U.S. imports could lower Japan’s fuel bill

Japan may cut its liquefied natural gas bill 10 percent by importing less-expensive supplies of the fuel from the U.S., a government energy adviser said.

The country, the world’s largest LNG user, may purchase the fuel at $9 per million British thermal units, creating savings of 600 billion yen ($6.49 billion), Akira Yanagisawa, senior economist from the Institute of Energy Economics, Japan, a Tokyo-based research group known as IEEJ, said in a report posted on its website. Prices of the gas to Northeast Asia rose to $19 per million Btu, the World Gas Intelligence, an energy research company, said Jan. 30.

LNG has replaced nuclear power as Japan’s primary fuel for power generation after the March 2011 earthquake and tsunami led the government to shut the country’s reactors. It paid 6 trillion yen, twice as much as the year before, for a record high 87.3 million metric tons of gas imports in 2012, according to customs data.

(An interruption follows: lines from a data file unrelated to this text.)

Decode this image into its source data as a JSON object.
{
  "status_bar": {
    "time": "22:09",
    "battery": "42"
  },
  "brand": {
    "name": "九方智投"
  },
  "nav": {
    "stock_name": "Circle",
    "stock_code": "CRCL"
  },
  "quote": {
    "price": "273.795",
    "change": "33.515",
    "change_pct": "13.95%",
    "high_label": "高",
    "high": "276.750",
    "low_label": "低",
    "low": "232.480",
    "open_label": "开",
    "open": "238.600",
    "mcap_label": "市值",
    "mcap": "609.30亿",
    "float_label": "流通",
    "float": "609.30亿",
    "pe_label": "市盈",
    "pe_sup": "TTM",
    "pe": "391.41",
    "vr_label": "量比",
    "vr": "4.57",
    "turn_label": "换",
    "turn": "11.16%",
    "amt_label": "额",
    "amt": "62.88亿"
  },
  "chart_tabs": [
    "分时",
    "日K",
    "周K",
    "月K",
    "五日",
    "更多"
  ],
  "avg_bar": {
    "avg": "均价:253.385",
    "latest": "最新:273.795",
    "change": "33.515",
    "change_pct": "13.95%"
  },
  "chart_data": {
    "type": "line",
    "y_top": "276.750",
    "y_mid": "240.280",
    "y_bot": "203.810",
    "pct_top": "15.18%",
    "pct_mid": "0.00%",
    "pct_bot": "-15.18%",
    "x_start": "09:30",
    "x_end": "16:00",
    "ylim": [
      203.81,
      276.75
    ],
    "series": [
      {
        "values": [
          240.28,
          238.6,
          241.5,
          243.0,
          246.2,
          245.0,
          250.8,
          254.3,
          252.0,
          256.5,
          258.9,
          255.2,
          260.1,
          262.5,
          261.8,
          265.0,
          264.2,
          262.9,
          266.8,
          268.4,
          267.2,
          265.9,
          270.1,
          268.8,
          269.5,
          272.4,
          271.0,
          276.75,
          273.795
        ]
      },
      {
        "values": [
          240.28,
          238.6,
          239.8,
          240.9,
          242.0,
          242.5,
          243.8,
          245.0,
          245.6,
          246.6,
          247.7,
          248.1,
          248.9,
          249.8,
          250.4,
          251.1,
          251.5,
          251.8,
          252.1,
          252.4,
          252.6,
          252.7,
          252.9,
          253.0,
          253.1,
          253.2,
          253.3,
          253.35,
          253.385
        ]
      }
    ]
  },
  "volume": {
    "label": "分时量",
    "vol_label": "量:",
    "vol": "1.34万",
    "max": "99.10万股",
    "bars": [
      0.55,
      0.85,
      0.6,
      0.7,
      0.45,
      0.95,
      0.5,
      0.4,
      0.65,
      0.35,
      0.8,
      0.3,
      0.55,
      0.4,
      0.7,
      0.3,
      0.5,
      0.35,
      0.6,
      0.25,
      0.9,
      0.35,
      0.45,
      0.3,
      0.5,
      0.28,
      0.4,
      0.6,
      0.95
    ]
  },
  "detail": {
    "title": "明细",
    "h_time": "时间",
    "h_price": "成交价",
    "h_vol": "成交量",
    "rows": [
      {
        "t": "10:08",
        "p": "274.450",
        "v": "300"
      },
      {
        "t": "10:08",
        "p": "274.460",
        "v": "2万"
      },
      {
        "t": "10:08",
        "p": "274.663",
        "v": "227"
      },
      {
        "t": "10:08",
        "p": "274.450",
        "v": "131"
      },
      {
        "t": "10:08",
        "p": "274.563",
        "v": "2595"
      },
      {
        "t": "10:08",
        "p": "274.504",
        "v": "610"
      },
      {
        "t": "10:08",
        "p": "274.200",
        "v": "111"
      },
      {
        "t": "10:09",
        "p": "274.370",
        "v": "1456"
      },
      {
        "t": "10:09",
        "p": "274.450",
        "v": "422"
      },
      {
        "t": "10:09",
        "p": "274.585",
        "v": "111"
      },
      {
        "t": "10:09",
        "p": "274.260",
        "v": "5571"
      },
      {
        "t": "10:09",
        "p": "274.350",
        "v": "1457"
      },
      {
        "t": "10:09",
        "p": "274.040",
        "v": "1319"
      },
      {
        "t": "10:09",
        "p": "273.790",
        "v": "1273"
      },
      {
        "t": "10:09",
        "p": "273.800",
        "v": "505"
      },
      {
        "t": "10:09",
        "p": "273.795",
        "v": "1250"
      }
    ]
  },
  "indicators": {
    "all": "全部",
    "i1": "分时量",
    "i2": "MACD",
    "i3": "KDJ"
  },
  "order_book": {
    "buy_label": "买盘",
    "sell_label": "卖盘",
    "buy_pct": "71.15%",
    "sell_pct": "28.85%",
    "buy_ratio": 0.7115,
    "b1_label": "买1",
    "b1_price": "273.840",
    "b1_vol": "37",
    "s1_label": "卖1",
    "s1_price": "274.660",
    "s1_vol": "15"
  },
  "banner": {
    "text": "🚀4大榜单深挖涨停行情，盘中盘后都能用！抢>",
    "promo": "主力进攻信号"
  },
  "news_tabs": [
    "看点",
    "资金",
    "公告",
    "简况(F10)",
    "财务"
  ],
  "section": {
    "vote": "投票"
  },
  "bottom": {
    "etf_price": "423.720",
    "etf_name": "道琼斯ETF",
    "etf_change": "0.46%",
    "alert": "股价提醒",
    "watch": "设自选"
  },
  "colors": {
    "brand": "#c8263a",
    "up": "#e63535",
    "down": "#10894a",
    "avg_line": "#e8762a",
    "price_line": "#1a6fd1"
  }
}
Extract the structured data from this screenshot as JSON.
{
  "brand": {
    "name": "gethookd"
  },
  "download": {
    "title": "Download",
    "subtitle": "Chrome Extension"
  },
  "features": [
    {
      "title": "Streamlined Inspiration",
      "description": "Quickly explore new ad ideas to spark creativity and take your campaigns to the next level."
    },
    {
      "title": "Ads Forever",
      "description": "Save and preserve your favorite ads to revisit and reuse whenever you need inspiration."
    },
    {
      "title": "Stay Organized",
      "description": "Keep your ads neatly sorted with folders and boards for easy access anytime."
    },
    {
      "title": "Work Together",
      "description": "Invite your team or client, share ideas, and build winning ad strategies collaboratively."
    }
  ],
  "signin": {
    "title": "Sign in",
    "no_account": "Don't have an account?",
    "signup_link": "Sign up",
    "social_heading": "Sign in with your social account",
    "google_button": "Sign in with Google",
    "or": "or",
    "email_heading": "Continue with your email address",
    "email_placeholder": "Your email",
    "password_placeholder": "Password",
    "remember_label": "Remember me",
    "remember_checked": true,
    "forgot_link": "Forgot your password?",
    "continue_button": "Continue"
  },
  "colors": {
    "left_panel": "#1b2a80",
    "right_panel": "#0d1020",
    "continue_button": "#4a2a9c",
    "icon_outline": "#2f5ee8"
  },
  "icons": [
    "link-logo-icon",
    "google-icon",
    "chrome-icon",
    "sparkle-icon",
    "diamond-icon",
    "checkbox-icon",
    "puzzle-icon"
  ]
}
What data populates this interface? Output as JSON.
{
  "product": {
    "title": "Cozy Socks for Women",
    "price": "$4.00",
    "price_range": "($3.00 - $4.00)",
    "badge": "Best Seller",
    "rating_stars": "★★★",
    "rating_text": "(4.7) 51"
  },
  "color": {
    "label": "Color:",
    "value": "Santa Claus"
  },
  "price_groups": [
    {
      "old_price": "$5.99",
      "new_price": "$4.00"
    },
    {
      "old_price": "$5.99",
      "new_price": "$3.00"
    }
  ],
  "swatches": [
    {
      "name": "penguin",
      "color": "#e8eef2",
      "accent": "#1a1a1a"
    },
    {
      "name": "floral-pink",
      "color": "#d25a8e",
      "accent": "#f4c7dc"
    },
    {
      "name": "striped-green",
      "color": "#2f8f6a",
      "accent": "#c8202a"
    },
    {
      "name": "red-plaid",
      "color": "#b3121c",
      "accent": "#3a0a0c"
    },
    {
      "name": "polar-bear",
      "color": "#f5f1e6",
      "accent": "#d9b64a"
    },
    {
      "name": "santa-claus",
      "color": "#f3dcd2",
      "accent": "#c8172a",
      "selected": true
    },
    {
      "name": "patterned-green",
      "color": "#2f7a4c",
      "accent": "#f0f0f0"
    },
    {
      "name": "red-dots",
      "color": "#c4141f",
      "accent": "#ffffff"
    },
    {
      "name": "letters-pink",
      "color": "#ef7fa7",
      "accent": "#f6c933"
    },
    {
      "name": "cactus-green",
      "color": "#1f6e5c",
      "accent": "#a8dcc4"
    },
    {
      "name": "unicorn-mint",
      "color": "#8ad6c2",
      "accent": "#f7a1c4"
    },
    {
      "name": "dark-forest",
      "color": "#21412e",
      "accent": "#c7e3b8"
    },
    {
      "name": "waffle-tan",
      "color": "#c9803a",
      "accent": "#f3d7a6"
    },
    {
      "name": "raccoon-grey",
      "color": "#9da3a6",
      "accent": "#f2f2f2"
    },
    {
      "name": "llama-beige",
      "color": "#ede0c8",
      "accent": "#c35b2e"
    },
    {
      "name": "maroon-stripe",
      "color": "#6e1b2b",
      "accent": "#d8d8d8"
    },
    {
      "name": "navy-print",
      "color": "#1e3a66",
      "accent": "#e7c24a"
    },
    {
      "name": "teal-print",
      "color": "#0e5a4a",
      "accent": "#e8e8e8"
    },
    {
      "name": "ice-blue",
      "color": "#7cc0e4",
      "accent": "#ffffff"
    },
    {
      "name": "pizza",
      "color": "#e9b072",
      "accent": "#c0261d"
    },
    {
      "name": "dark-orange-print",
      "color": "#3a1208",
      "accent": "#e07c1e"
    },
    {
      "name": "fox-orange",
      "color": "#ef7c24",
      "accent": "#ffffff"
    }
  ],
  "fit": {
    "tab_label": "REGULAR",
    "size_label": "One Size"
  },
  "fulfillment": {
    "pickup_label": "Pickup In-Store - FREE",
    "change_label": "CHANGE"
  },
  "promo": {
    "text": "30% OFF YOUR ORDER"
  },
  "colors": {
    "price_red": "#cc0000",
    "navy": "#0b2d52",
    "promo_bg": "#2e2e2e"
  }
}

“Plans to import inexpensive LNG are gathering much attention as a breakthrough to lower LNG import prices,” Yanagisawa said. “Japan should maximize its benefits by using U.S. LNG imports as leverage to gain advantageous terms for other LNG imports as well, thereby pushing import prices down.”

Supplies from the U.S. would cost $9 per million Btu after adding $3 for liquefaction and $2 for shipping to $4 for the price of the fuel, Yanagisawa said, citing statistics from the International Energy Agency.

Gas futures for March delivery traded at $3.329 per million Btu in electronic trading today on the New York Mercantile Exchange at 2:05 p.m. Singapore time.

Cheniere Energy’s Sabine Pass LNG facility in Louisiana is the only project that has approval from the Department of Energy to export LNG to countries like Japan that have no free trade agreement with the U.S., according to the DOE’s website.